— What to work on —
Print every record exactly, but leave out the pictures.

— Available data —
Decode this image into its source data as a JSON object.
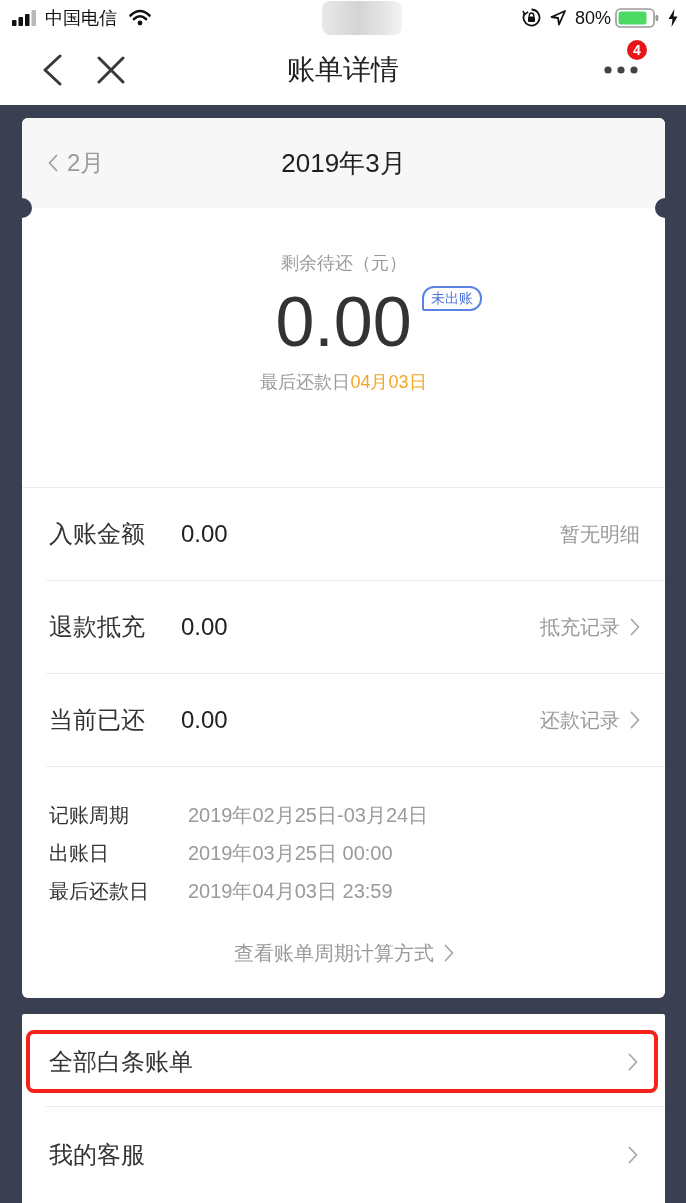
{
  "status_bar": {
    "carrier": "中国电信",
    "battery_text": "80%"
  },
  "nav_bar": {
    "title": "账单详情",
    "badge": "4"
  },
  "bill_header": {
    "prev_month": "2月",
    "month": "2019年3月"
  },
  "summary": {
    "label": "剩余待还（元）",
    "amount": "0.00",
    "tag": "未出账",
    "due_label": "最后还款日",
    "due_date": "04月03日"
  },
  "amount_rows": [
    {
      "label": "入账金额",
      "value": "0.00",
      "kind": "note",
      "action": "暂无明细"
    },
    {
      "label": "退款抵充",
      "value": "0.00",
      "kind": "link",
      "action": "抵充记录"
    },
    {
      "label": "当前已还",
      "value": "0.00",
      "kind": "link",
      "action": "还款记录"
    }
  ],
  "details": [
    {
      "label": "记账周期",
      "value": "2019年02月25日-03月24日"
    },
    {
      "label": "出账日",
      "value": "2019年03月25日 00:00"
    },
    {
      "label": "最后还款日",
      "value": "2019年04月03日 23:59"
    }
  ],
  "cycle_link": "查看账单周期计算方式",
  "menu": [
    {
      "label": "全部白条账单",
      "highlighted": true
    },
    {
      "label": "我的客服",
      "highlighted": false
    }
  ]
}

— Problem solution —
Decode this image into its source data as a JSON object.
{
  "status_bar": {
    "carrier": "中国电信",
    "battery_text": "80%"
  },
  "nav_bar": {
    "title": "账单详情",
    "badge": "4"
  },
  "bill_header": {
    "prev_month": "2月",
    "month": "2019年3月"
  },
  "summary": {
    "label": "剩余待还（元）",
    "amount": "0.00",
    "tag": "未出账",
    "due_label": "最后还款日",
    "due_date": "04月03日"
  },
  "amount_rows": [
    {
      "label": "入账金额",
      "value": "0.00",
      "kind": "note",
      "action": "暂无明细"
    },
    {
      "label": "退款抵充",
      "value": "0.00",
      "kind": "link",
      "action": "抵充记录"
    },
    {
      "label": "当前已还",
      "value": "0.00",
      "kind": "link",
      "action": "还款记录"
    }
  ],
  "details": [
    {
      "label": "记账周期",
      "value": "2019年02月25日-03月24日"
    },
    {
      "label": "出账日",
      "value": "2019年03月25日 00:00"
    },
    {
      "label": "最后还款日",
      "value": "2019年04月03日 23:59"
    }
  ],
  "cycle_link": "查看账单周期计算方式",
  "menu": [
    {
      "label": "全部白条账单",
      "highlighted": true
    },
    {
      "label": "我的客服",
      "highlighted": false
    }
  ]
}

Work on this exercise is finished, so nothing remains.